Sunday, November 7, 2010

Ballets and broken shoes.

Havana 256

In recent days the American Ballet Theatre had made a rare performance in Cuba. Since 1960 the famous company, where Alicia Alonso made her great debut and became a worldwide superstar and a legend in Ballet, hadn’t visit the communist island. This time an exception was done: Alicia Alonso arrived to her 90 birthday.

In honour of Alonso, the company performed Theme and Variations, a ballet created by legendary choreographer George Balanchine for ABT in 1947 with Alonso and Igor Youskevitch originating the lead roles. 5,000 attendees were in the auditorium and the performance was broadcast live on Cuban national television. Huh!, a very well staged and dreamy romance. Cold war thumb down, don’t you think?

Well, Did I forget to mention the state television forgot to tell the fact there are two Cuban-born dancers who left the company and Alonso some years ago and they danced there? Did I forget to mention the state television forgot to tell the theatre suffered 3 previous blackouts before the performance?

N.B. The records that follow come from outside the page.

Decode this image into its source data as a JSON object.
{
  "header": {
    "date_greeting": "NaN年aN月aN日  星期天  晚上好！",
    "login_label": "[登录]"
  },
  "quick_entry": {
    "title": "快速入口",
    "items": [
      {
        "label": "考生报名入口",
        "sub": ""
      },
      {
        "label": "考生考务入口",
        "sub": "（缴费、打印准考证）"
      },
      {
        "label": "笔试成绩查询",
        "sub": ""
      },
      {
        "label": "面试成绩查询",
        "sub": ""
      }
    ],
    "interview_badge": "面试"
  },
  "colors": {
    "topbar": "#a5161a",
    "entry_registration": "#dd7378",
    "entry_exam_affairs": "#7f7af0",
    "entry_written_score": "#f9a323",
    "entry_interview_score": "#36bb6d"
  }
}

The state television also forgot to show the line up of beggars and illegal sellers that everyday are begging around its premises. They sell anything and, probably, they don’t even know who are going to perform that night in the old building. Ok, the state television forgets too many things. They don’t even mention how many dancers had left Alicia Alonso’s company throughout all these 50 years of Castro-involution.

Alonso said to an American reporter:

"It's so beautiful to see that we all speak the same language when we are on stage"

Yeah, I guess on stage everything looks beautiful. What about the surroundings, Alonso? How about Castro’s 50 years of oppression, repression and dictatorship who had supported your company? How about all your pride about Castro, Socialism and Communism?

Those ballet shoes could be dancing and ticking throughout the Ballet Festival in Cuba, and Alonso could be giving pretty words about performances, visitors and with her iconic big smile bringing a nice welcome to America and its dancers.

Meanwhile, in her surroundings, people could be scratching bit by bit the well-needed penny to survive: begging like the guy in the picture, or selling home-made candies or whatever knickknack to help themselves survive “revolution” in Cuba.

Definitively, everything in life depend of people’s own perspective about its values. Today Alicia will be closing Cuba’s Ballet Festival. Meanwhile, in Castro’s gulags there are 13 men waiting for his promises about their release. About those, Alicia doesn’t have any comment. I guess, she only speak the same language… in ballet.